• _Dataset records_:
══════
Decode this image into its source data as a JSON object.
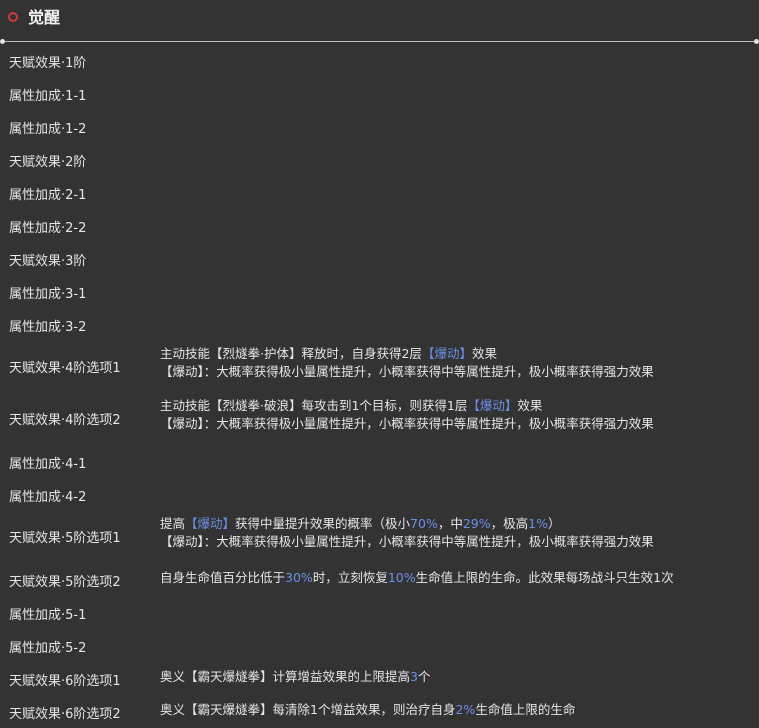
{
  "header": {
    "title": "觉醒"
  },
  "rows": [
    {
      "label": "天赋效果·1阶",
      "lines": []
    },
    {
      "label": "属性加成·1-1",
      "lines": []
    },
    {
      "label": "属性加成·1-2",
      "lines": []
    },
    {
      "label": "天赋效果·2阶",
      "lines": []
    },
    {
      "label": "属性加成·2-1",
      "lines": []
    },
    {
      "label": "属性加成·2-2",
      "lines": []
    },
    {
      "label": "天赋效果·3阶",
      "lines": []
    },
    {
      "label": "属性加成·3-1",
      "lines": []
    },
    {
      "label": "属性加成·3-2",
      "lines": []
    },
    {
      "label": "天赋效果·4阶选项1",
      "lines": [
        [
          {
            "t": "主动技能【烈燧拳·护体】释放时，自身获得2层"
          },
          {
            "t": "【爆动】",
            "hl": true
          },
          {
            "t": "效果"
          }
        ],
        [
          {
            "t": "【爆动】：大概率获得极小量属性提升，小概率获得中等属性提升，极小概率获得强力效果"
          }
        ]
      ]
    },
    {
      "label": "天赋效果·4阶选项2",
      "lines": [
        [
          {
            "t": "主动技能【烈燧拳·破浪】每攻击到1个目标，则获得1层"
          },
          {
            "t": "【爆动】",
            "hl": true
          },
          {
            "t": "效果"
          }
        ],
        [
          {
            "t": "【爆动】：大概率获得极小量属性提升，小概率获得中等属性提升，极小概率获得强力效果"
          }
        ]
      ]
    },
    {
      "label": "属性加成·4-1",
      "lines": []
    },
    {
      "label": "属性加成·4-2",
      "lines": []
    },
    {
      "label": "天赋效果·5阶选项1",
      "lines": [
        [
          {
            "t": "提高"
          },
          {
            "t": "【爆动】",
            "hl": true
          },
          {
            "t": "获得中量提升效果的概率（极小"
          },
          {
            "t": "70%",
            "hl": true
          },
          {
            "t": "，中"
          },
          {
            "t": "29%",
            "hl": true
          },
          {
            "t": "，极高"
          },
          {
            "t": "1%",
            "hl": true
          },
          {
            "t": "）"
          }
        ],
        [
          {
            "t": "【爆动】：大概率获得极小量属性提升，小概率获得中等属性提升，极小概率获得强力效果"
          }
        ]
      ]
    },
    {
      "label": "天赋效果·5阶选项2",
      "lines": [
        [
          {
            "t": "自身生命值百分比低于"
          },
          {
            "t": "30%",
            "hl": true
          },
          {
            "t": "时，立刻恢复"
          },
          {
            "t": "10%",
            "hl": true
          },
          {
            "t": "生命值上限的生命。此效果每场战斗只生效1次"
          }
        ]
      ]
    },
    {
      "label": "属性加成·5-1",
      "lines": []
    },
    {
      "label": "属性加成·5-2",
      "lines": []
    },
    {
      "label": "天赋效果·6阶选项1",
      "lines": [
        [
          {
            "t": "奥义【霸天爆燧拳】计算增益效果的上限提高"
          },
          {
            "t": "3",
            "hl": true
          },
          {
            "t": "个"
          }
        ]
      ]
    },
    {
      "label": "天赋效果·6阶选项2",
      "lines": [
        [
          {
            "t": "奥义【霸天爆燧拳】每清除1个增益效果，则治疗自身"
          },
          {
            "t": "2%",
            "hl": true
          },
          {
            "t": "生命值上限的生命"
          }
        ]
      ]
    }
  ]
}
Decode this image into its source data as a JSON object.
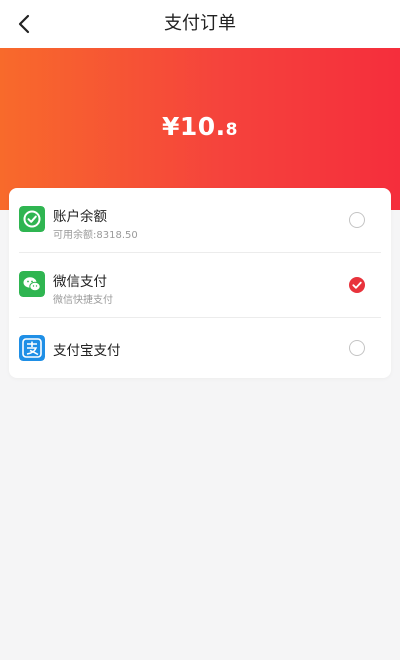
{
  "header": {
    "title": "支付订单"
  },
  "payment": {
    "amount_integer": "¥10.",
    "amount_decimal": "8"
  },
  "methods": [
    {
      "name": "账户余额",
      "sub": "可用余额:8318.50",
      "icon": "wallet-icon",
      "selected": false,
      "color": "#2fb551"
    },
    {
      "name": "微信支付",
      "sub": "微信快捷支付",
      "icon": "wechat-icon",
      "selected": true,
      "color": "#2fb551"
    },
    {
      "name": "支付宝支付",
      "sub": "",
      "icon": "alipay-icon",
      "selected": false,
      "color": "#1f8fe6"
    }
  ],
  "colors": {
    "hero_start": "#f86a2b",
    "hero_end": "#f52e3c",
    "check": "#e8333c"
  }
}
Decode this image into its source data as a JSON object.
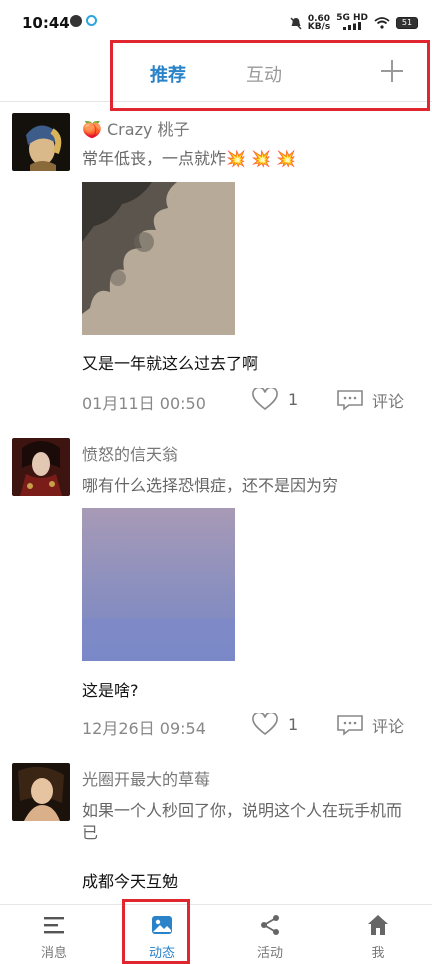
{
  "status": {
    "time": "10:44",
    "speed": "0.60",
    "speed_unit": "KB/s",
    "network": "5G HD",
    "battery": "51"
  },
  "tabs": {
    "recommend": "推荐",
    "interact": "互动"
  },
  "posts": [
    {
      "user": "🍑 Crazy 桃子",
      "text": "常年低丧，一点就炸💥 💥 💥",
      "caption": "又是一年就这么过去了啊",
      "date": "01月11日 00:50",
      "likes": "1",
      "comment": "评论"
    },
    {
      "user": "愤怒的信天翁",
      "text": "哪有什么选择恐惧症，还不是因为穷",
      "caption": "这是啥?",
      "date": "12月26日 09:54",
      "likes": "1",
      "comment": "评论"
    },
    {
      "user": "光圈开最大的草莓",
      "text": "如果一个人秒回了你，说明这个人在玩手机而已",
      "caption": "成都今天互勉"
    }
  ],
  "bottom_nav": {
    "messages": "消息",
    "moments": "动态",
    "activity": "活动",
    "me": "我"
  },
  "colors": {
    "accent": "#2a83c9",
    "highlight": "#e0262f"
  }
}
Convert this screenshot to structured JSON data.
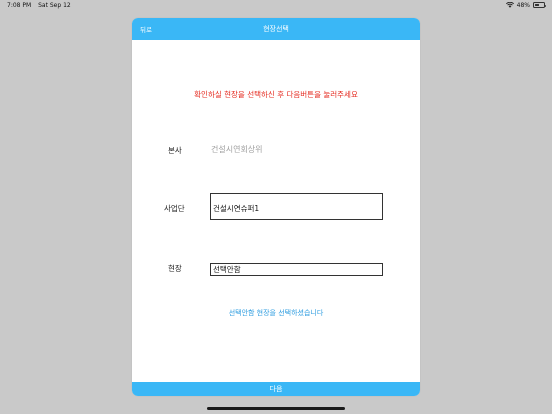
{
  "status_bar": {
    "time": "7:08 PM",
    "date": "Sat Sep 12",
    "battery": "48%",
    "battery_level": 0.48
  },
  "header": {
    "back_label": "뒤로",
    "title": "현장선택"
  },
  "instruction": "확인하실 현장을 선택하신 후 다음버튼을 눌러주세요",
  "form": {
    "head_office_label": "본사",
    "head_office_value": "건설시연회상위",
    "business_unit_label": "사업단",
    "business_unit_value": "건설시연슈퍼1",
    "site_label": "현장",
    "site_value": "선택안함"
  },
  "notice": "선택안함 현장을 선택하셨습니다",
  "next_label": "다음",
  "colors": {
    "accent": "#3ab7f6",
    "instruction": "#e52b20",
    "notice": "#2f9de0"
  }
}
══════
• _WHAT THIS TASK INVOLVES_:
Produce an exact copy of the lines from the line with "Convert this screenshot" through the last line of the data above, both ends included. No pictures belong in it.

• _THE ANSWER_:
Convert this screenshot to structured JSON data.
{
  "status_bar": {
    "time": "7:08 PM",
    "date": "Sat Sep 12",
    "battery": "48%",
    "battery_level": 0.48
  },
  "header": {
    "back_label": "뒤로",
    "title": "현장선택"
  },
  "instruction": "확인하실 현장을 선택하신 후 다음버튼을 눌러주세요",
  "form": {
    "head_office_label": "본사",
    "head_office_value": "건설시연회상위",
    "business_unit_label": "사업단",
    "business_unit_value": "건설시연슈퍼1",
    "site_label": "현장",
    "site_value": "선택안함"
  },
  "notice": "선택안함 현장을 선택하셨습니다",
  "next_label": "다음",
  "colors": {
    "accent": "#3ab7f6",
    "instruction": "#e52b20",
    "notice": "#2f9de0"
  }
}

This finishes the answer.